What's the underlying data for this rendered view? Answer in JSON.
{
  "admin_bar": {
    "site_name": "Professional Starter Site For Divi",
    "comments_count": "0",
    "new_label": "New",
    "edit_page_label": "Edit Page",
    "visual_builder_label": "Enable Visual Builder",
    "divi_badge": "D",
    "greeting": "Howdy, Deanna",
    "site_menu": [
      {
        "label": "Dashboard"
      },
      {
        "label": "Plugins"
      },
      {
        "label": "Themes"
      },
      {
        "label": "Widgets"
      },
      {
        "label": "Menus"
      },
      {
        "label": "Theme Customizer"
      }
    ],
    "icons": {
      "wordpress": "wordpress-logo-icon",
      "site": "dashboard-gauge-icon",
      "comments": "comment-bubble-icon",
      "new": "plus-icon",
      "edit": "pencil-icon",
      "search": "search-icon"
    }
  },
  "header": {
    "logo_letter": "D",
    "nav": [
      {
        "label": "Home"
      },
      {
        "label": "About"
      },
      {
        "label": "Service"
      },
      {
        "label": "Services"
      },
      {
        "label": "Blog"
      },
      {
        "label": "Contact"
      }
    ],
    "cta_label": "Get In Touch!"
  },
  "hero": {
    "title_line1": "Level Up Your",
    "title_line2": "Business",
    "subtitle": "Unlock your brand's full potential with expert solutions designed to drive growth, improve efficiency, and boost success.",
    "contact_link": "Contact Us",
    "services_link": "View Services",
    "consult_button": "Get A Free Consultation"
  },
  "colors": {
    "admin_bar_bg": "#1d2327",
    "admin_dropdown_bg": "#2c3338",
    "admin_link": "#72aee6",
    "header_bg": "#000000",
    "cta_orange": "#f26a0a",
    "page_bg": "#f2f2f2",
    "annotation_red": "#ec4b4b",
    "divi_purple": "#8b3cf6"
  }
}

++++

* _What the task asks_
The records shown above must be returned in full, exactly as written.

* _Response to the exercise_
What's the underlying data for this rendered view? Answer in JSON.
{
  "admin_bar": {
    "site_name": "Professional Starter Site For Divi",
    "comments_count": "0",
    "new_label": "New",
    "edit_page_label": "Edit Page",
    "visual_builder_label": "Enable Visual Builder",
    "divi_badge": "D",
    "greeting": "Howdy, Deanna",
    "site_menu": [
      {
        "label": "Dashboard"
      },
      {
        "label": "Plugins"
      },
      {
        "label": "Themes"
      },
      {
        "label": "Widgets"
      },
      {
        "label": "Menus"
      },
      {
        "label": "Theme Customizer"
      }
    ],
    "icons": {
      "wordpress": "wordpress-logo-icon",
      "site": "dashboard-gauge-icon",
      "comments": "comment-bubble-icon",
      "new": "plus-icon",
      "edit": "pencil-icon",
      "search": "search-icon"
    }
  },
  "header": {
    "logo_letter": "D",
    "nav": [
      {
        "label": "Home"
      },
      {
        "label": "About"
      },
      {
        "label": "Service"
      },
      {
        "label": "Services"
      },
      {
        "label": "Blog"
      },
      {
        "label": "Contact"
      }
    ],
    "cta_label": "Get In Touch!"
  },
  "hero": {
    "title_line1": "Level Up Your",
    "title_line2": "Business",
    "subtitle": "Unlock your brand's full potential with expert solutions designed to drive growth, improve efficiency, and boost success.",
    "contact_link": "Contact Us",
    "services_link": "View Services",
    "consult_button": "Get A Free Consultation"
  },
  "colors": {
    "admin_bar_bg": "#1d2327",
    "admin_dropdown_bg": "#2c3338",
    "admin_link": "#72aee6",
    "header_bg": "#000000",
    "cta_orange": "#f26a0a",
    "page_bg": "#f2f2f2",
    "annotation_red": "#ec4b4b",
    "divi_purple": "#8b3cf6"
  }
}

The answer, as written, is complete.